The city of Ridgefield is set to have a new facility for its public works department, as the city council unanimously approved the purchase of a $3.8 million location near the Interstate 5 exit.
The council approved the purchase during its June 11 meeting, capping off months of work by city staff to see if the location was fitting for an operations center for public works.
Located at 487 S. 56th Place, the city became aware of the building being up for sale in December, Ridgefield Finance Director Kirk Johnson said at the meeting. In 2013, the council had approved a study looking at the long-term needs for the department, according to council documents.
The nearly 4.4-acre parcel features a 23,000-square-foot warehouse/shop building and a 5,000-square-foot, two-story office building, council documents stated, which was adequate for space requirements for the next 20 years, based on the 2013 study.
Alongside the purchase price, closing costs, due diligence and tenant improvements, the total cost is not to exceed $4.4 million, according to council documents, which will be paid out by the city taking out general obligation bonds with some bridge funding from the city’s water system development fund.
As part of the due diligence on the property, Johnson said the city conducted property inspection, environmental assessment and a property line survey. Ridgefield Public Works Director Bryan Kast said a prior environmental assessment of the property in 2008 showed potential soil contamination underneath the building which led to the city conducting additional review of the site.
The review showed trace amounts of benzene, though not past the allowable limit, Kast said, adding whatever was present was “capped and stabilized right now by the building itself.” No groundwater that was connected to an aquifer was identified in the additional study.
Kast said that the additional review was undertaken to ensure the city would not be required to undertake any cleanup efforts of the site. Currently cleanup was unnecessary given engineering barriers, but if the existing structure were to be demolished at a future date, may require some work.
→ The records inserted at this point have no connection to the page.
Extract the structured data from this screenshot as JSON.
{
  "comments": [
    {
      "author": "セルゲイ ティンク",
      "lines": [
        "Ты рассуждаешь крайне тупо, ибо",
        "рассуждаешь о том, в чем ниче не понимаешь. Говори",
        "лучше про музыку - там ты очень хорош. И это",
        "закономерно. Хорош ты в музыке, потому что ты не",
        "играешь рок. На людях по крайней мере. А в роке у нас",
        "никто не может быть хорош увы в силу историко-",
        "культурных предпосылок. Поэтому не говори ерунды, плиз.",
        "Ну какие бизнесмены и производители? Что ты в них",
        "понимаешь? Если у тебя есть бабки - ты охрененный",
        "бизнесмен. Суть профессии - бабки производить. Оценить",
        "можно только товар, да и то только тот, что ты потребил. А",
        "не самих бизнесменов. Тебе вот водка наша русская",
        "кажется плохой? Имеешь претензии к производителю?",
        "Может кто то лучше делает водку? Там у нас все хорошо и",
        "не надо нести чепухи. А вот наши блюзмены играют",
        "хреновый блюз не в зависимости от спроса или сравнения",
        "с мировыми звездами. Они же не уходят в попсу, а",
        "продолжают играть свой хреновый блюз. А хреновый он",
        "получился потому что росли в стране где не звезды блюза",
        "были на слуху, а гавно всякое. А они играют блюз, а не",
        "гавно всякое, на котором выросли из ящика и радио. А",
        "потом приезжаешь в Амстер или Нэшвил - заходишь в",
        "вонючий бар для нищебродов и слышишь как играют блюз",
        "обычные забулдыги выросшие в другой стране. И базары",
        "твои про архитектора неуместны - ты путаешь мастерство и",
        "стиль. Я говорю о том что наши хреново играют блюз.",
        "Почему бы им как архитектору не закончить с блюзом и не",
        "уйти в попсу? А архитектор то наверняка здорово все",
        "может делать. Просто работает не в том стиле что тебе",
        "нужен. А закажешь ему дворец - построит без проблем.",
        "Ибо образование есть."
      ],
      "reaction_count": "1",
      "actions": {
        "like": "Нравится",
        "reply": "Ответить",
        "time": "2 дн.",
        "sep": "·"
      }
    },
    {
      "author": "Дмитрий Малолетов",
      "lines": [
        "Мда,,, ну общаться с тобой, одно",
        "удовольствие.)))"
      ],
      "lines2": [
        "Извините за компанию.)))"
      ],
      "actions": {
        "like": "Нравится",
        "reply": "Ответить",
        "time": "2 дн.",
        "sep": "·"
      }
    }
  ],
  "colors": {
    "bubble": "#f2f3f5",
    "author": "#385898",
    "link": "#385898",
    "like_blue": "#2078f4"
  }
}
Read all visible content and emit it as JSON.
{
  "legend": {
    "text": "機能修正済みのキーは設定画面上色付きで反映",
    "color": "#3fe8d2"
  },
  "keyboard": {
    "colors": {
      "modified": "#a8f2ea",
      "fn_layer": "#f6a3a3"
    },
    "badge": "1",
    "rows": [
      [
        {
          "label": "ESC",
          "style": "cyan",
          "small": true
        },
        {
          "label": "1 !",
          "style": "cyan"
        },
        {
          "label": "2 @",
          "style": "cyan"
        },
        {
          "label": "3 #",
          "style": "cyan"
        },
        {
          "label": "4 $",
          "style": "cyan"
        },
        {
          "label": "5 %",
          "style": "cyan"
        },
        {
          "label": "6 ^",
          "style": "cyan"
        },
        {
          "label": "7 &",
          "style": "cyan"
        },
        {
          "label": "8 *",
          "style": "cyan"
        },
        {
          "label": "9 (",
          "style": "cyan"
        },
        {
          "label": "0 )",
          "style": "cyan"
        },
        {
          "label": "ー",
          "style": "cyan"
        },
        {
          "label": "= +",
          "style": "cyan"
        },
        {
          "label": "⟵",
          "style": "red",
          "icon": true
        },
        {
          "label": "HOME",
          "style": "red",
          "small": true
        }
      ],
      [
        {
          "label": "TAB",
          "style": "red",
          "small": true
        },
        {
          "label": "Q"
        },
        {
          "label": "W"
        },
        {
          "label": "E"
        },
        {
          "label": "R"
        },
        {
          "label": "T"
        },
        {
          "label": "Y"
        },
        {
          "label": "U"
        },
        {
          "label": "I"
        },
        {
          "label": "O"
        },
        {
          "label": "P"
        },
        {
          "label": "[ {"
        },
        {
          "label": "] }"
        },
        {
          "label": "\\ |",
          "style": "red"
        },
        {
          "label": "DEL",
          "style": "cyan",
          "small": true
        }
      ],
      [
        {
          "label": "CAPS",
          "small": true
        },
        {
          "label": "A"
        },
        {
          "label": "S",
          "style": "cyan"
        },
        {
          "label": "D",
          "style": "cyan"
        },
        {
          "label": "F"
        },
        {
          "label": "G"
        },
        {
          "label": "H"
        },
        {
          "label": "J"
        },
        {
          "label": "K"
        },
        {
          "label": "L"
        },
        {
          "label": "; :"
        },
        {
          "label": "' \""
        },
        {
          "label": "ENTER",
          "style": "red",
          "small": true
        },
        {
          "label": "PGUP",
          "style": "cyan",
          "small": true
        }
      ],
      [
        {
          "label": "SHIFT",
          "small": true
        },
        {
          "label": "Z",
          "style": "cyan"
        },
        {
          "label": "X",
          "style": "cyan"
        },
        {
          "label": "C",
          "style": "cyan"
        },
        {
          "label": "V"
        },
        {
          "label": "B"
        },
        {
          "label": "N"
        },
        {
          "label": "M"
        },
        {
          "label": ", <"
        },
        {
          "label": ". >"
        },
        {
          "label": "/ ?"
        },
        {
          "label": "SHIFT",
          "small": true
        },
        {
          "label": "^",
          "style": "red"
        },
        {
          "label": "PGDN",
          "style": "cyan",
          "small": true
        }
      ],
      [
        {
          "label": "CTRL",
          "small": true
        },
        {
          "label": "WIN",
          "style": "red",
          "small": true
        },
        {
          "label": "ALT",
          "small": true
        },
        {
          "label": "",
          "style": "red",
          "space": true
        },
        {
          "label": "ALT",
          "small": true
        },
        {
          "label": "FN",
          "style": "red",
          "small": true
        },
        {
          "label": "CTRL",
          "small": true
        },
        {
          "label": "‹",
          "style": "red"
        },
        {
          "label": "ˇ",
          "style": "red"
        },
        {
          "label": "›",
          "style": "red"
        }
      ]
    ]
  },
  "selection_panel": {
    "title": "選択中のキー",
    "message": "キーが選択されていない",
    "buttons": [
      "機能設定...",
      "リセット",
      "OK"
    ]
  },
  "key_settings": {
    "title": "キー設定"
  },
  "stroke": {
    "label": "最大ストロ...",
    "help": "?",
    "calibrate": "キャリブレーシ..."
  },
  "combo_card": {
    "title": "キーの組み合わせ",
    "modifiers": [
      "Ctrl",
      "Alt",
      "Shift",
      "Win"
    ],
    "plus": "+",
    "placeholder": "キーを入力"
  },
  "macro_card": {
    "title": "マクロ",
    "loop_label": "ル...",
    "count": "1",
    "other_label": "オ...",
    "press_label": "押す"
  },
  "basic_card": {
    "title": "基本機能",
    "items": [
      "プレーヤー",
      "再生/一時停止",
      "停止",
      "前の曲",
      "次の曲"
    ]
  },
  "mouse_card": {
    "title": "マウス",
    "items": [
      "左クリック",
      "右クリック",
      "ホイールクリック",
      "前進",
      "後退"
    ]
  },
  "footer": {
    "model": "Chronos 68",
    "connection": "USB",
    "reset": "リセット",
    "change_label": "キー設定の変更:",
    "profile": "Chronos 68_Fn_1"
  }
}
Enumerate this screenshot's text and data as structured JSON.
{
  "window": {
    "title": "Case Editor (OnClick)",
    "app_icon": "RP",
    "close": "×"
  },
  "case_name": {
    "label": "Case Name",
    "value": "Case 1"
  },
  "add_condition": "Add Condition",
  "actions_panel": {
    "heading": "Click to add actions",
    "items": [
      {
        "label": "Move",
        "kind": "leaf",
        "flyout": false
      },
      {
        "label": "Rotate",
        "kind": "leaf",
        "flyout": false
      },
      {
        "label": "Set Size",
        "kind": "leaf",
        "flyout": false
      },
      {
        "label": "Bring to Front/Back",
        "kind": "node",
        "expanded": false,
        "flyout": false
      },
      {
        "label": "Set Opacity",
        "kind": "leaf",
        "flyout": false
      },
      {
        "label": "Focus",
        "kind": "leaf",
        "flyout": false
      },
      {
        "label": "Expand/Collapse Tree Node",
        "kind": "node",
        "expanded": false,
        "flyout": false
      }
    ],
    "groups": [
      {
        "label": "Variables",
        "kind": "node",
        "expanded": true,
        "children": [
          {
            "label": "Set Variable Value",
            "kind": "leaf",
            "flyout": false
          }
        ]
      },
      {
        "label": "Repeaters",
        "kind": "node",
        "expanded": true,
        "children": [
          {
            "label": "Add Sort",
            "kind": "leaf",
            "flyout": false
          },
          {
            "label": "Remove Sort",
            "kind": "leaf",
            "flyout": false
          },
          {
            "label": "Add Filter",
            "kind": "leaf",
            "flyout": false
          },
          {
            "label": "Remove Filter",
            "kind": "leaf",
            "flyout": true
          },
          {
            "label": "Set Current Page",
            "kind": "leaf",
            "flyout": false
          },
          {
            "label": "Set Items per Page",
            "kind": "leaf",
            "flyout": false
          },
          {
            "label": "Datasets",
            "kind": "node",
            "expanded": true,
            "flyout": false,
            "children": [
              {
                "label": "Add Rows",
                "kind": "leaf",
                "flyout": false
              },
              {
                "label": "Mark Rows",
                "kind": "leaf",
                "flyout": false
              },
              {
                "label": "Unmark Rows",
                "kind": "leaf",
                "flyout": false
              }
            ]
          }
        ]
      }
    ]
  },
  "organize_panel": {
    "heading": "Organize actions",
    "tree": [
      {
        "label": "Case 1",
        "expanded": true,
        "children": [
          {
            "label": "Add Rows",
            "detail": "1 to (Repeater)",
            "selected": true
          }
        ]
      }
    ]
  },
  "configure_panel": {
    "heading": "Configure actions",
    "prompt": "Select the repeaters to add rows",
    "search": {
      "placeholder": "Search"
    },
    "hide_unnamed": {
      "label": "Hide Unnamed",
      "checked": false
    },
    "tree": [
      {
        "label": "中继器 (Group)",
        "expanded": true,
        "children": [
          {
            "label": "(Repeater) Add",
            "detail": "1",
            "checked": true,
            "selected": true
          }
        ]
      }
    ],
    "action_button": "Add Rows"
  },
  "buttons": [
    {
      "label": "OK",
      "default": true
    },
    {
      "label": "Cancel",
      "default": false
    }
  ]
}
During building inspection Kast said there were some minor issues identified, but “nothing that was out of the ordinary for the condition of the building.”
The sale is expected to close before July 20, according to council documents.